Selling your small business in California may seem like another big transaction that you’ve got to talk up to your client. Yet misrepresenting your company could cost you in the long run.
Resist the urge to exaggerate your numbers or minimize concerns. This could lead to distrust and even legal action against you.
If there are problems with your enterprise, you’ll want to discuss them with your legal counsel first, and then get the information to your prospective buyer in a responsible way.
6. Going Solo
Selling your company is important, and even if you have tremendous confidence in both your business and your buyer, you’ll want to be certain that everything will go smoothly. There is a lot of information you’ll want to run by professionals before you exit or sell your business. You’ll want to assemble a team you can count on.
A good tax expert, for example, can make sure you mitigate your taxes as much as possible when you sell or exit your business. A qualified business lawyer can help you draw up legal contracts/documents that keep your interests in mind. And a solid business broker can help you market your business to qualified buyers.
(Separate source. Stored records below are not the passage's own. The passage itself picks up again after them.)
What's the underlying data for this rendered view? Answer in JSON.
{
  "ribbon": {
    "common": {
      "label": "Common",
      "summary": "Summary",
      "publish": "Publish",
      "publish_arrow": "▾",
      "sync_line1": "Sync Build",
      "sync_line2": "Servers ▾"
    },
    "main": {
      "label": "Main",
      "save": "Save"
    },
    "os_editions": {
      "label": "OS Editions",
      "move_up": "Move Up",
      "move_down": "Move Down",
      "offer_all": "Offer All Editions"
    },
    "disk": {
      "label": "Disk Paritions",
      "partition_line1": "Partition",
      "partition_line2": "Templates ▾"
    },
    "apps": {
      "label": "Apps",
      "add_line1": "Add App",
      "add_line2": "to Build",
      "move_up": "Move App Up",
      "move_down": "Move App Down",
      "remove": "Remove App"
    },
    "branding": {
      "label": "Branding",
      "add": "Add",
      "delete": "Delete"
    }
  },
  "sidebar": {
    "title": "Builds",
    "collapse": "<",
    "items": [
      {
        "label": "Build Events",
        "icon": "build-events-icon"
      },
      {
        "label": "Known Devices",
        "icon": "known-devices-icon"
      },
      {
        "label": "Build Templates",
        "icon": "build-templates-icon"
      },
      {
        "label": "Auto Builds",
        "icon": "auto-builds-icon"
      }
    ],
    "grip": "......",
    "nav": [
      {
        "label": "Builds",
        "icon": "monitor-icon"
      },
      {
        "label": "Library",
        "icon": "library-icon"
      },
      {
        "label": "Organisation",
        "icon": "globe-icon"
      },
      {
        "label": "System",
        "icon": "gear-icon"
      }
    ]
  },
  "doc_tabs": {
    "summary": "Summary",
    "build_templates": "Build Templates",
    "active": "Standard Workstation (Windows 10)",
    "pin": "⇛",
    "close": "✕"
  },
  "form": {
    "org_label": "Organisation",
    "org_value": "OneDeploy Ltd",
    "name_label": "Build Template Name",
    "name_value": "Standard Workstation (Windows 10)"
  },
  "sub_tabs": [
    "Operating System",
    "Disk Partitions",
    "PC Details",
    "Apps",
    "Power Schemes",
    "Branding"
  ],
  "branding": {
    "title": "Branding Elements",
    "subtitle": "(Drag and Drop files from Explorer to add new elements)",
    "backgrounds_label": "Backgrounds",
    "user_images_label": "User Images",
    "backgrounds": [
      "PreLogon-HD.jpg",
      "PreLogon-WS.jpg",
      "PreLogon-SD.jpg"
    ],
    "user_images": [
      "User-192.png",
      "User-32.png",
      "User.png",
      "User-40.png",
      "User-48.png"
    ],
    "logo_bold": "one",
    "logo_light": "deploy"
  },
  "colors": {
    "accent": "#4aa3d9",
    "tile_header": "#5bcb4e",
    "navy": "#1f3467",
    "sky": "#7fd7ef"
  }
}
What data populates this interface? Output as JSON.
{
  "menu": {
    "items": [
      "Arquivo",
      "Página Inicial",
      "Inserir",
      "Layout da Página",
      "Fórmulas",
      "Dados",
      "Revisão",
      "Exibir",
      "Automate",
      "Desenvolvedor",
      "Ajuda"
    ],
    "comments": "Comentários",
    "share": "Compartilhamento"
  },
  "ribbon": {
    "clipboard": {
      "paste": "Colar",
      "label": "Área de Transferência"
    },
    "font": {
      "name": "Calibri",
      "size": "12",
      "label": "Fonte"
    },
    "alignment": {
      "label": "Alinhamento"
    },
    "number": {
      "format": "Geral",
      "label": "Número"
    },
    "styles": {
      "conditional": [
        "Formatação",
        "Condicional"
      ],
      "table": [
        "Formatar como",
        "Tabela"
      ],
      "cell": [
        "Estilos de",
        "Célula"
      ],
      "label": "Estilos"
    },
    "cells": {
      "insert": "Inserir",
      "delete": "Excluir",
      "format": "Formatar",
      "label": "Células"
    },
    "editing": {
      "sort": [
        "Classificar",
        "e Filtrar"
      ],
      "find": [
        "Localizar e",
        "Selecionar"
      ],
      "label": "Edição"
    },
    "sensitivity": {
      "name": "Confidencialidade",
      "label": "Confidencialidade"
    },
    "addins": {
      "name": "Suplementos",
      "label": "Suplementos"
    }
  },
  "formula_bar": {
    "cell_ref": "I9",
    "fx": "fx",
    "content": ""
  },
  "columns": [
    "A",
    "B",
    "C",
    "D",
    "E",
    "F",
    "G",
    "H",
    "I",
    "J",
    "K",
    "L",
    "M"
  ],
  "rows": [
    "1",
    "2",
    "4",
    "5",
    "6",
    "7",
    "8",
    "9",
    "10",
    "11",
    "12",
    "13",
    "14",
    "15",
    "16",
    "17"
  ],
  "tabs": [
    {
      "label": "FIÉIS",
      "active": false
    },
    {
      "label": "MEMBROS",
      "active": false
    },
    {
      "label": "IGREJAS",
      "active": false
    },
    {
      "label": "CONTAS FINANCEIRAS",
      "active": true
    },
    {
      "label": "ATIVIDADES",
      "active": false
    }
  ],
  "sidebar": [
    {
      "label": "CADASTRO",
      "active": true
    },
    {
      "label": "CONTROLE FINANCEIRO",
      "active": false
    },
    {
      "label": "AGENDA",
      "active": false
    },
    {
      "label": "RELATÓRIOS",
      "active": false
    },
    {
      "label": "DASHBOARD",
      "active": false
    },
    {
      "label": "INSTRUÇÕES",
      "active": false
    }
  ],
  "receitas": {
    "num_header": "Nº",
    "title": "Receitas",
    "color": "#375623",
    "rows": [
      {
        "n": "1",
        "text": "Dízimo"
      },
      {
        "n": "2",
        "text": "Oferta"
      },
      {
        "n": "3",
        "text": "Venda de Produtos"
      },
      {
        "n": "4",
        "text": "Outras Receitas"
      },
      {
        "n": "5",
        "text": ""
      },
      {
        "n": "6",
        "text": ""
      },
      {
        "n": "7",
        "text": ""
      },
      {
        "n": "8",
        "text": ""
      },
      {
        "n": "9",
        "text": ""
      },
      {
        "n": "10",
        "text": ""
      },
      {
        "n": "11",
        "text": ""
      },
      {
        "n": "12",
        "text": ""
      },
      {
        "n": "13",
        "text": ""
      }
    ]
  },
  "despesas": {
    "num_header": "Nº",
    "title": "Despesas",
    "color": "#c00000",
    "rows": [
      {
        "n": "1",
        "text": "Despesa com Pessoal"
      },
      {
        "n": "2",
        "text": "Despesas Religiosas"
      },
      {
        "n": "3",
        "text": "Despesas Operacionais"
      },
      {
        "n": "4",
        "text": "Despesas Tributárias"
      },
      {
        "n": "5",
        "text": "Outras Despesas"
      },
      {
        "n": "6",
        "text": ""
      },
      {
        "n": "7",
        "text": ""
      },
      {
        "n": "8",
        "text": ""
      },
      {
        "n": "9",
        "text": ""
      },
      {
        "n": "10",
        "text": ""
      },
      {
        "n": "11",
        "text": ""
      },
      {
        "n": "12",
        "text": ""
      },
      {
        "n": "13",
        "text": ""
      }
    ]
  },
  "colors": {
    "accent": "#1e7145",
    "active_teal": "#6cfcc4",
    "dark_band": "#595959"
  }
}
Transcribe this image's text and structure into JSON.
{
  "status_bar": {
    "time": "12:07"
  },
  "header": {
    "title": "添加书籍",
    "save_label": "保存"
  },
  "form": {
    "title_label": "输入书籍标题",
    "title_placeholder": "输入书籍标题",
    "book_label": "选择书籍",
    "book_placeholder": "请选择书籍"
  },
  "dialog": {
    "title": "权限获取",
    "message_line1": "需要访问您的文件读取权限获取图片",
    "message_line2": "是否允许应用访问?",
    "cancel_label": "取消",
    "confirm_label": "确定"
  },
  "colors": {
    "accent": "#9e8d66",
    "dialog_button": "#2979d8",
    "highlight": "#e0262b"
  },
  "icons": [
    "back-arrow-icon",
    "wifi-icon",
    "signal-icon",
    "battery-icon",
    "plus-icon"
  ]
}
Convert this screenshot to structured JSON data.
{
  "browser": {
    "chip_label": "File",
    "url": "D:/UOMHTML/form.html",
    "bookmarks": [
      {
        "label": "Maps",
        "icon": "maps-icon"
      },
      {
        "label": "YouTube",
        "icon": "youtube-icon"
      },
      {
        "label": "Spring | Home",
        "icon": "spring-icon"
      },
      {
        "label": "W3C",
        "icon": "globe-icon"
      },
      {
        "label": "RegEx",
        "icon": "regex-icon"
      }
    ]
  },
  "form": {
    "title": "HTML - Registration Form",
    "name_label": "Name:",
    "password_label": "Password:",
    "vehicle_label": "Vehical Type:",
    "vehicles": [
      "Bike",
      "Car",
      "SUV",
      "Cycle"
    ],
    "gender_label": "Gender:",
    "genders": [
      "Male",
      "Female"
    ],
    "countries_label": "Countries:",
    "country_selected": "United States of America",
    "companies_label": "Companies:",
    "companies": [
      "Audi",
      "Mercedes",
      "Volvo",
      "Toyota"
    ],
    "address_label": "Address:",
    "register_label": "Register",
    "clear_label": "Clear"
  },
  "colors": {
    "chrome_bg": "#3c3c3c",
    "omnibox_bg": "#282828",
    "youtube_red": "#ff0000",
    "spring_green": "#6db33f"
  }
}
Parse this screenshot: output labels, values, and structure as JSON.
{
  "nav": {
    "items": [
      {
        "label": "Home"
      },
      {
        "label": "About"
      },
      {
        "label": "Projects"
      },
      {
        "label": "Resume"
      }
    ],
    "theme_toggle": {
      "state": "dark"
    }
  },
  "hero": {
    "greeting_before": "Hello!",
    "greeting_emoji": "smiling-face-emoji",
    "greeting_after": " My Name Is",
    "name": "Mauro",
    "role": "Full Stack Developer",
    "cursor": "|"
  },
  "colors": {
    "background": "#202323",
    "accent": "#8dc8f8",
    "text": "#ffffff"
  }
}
Even if you have had some experience with financial or legal matters, you won’t want to leave the future of your enterprise to chance. Your future security depends on it!
7. Price Too High
You might think that your California business has great value, but an unrealistic selling business price tag can really turn away potential buyers. If you aren’t generating many benefits, no one will be interested in buying your business.
Setting your price too low, however, can also cause it to lose value in the eyes of your potential business buyers. Make sure you do your research and ask for a good fair price for what your buyers willing to pay, such as new clients and resources. If necessary, get in touch with a valuation expert who can help you.
8. Transition Phase
Potential buyers will shy away from a business if they think there’s going to be an unsatisfactory transition process.
Some potential buyers will want to spend the last few months of the sale getting ready to take over the business. This may involve some shadowing, meetings, and transfer of documents.
It’s important to let your California potential buyers know that you care about your business enough to see that it will be left in good hands once it’s sold. Letting prospective buyers know how you plan to change ownership in a calm, organized way will help make acquiring the company seem more attractive.
Selling your Business
You’ve worked hard, and now it’s time to see your enterprise move on to a new chapter. Selling your business in California is a serious decision that will require some research and forethought. With the right approach and the right small business buyer, you could be on your way to new projects or retirement in no time.
Continue getting smart about your company value now. For business broker advice, contact us today.